→ Try it:
Search the data for "name". Return each matching line.

+ + + +

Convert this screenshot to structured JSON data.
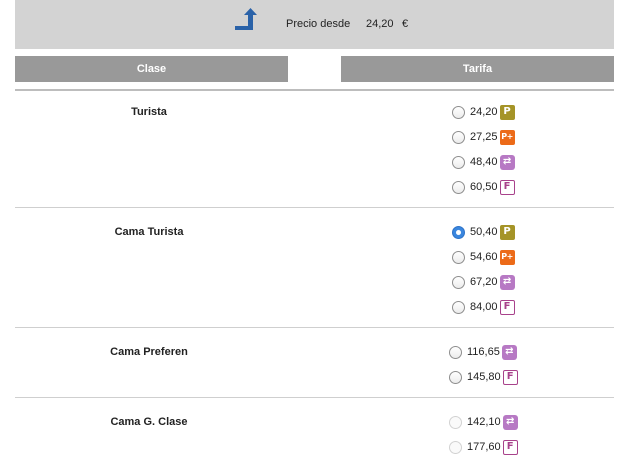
{
  "header": {
    "price_label": "Precio desde",
    "price_value": "24,20",
    "currency": "€"
  },
  "table": {
    "col_clase": "Clase",
    "col_tarifa": "Tarifa"
  },
  "rows": [
    {
      "name": "Turista",
      "options": [
        {
          "price": "24,20",
          "badge": "P",
          "badge_type": "P",
          "state": "unchecked"
        },
        {
          "price": "27,25",
          "badge": "P+",
          "badge_type": "Pp",
          "state": "unchecked"
        },
        {
          "price": "48,40",
          "badge": "⇄",
          "badge_type": "X",
          "state": "unchecked"
        },
        {
          "price": "60,50",
          "badge": "F",
          "badge_type": "F",
          "state": "unchecked"
        }
      ]
    },
    {
      "name": "Cama Turista",
      "options": [
        {
          "price": "50,40",
          "badge": "P",
          "badge_type": "P",
          "state": "checked"
        },
        {
          "price": "54,60",
          "badge": "P+",
          "badge_type": "Pp",
          "state": "unchecked"
        },
        {
          "price": "67,20",
          "badge": "⇄",
          "badge_type": "X",
          "state": "unchecked"
        },
        {
          "price": "84,00",
          "badge": "F",
          "badge_type": "F",
          "state": "unchecked"
        }
      ]
    },
    {
      "name": "Cama Preferen",
      "options": [
        {
          "price": "116,65",
          "badge": "⇄",
          "badge_type": "X",
          "state": "unchecked"
        },
        {
          "price": "145,80",
          "badge": "F",
          "badge_type": "F",
          "state": "unchecked"
        }
      ]
    },
    {
      "name": "Cama G. Clase",
      "options": [
        {
          "price": "142,10",
          "badge": "⇄",
          "badge_type": "X",
          "state": "disabled"
        },
        {
          "price": "177,60",
          "badge": "F",
          "badge_type": "F",
          "state": "disabled"
        }
      ]
    }
  ],
  "colors": {
    "header_bg": "#d3d3d3",
    "column_header_bg": "#999999",
    "arrow_blue": "#2a62a8",
    "badge_p": "#a59427",
    "badge_p_plus": "#ec6a18",
    "badge_exchange": "#b779c4",
    "badge_f": "#a8428b",
    "radio_checked": "#3a86de"
  }
}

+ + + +

→ Answer to this problem:
      "name": "Turista",
      "name": "Cama Turista",
      "name": "Cama Preferen",
      "name": "Cama G. Clase",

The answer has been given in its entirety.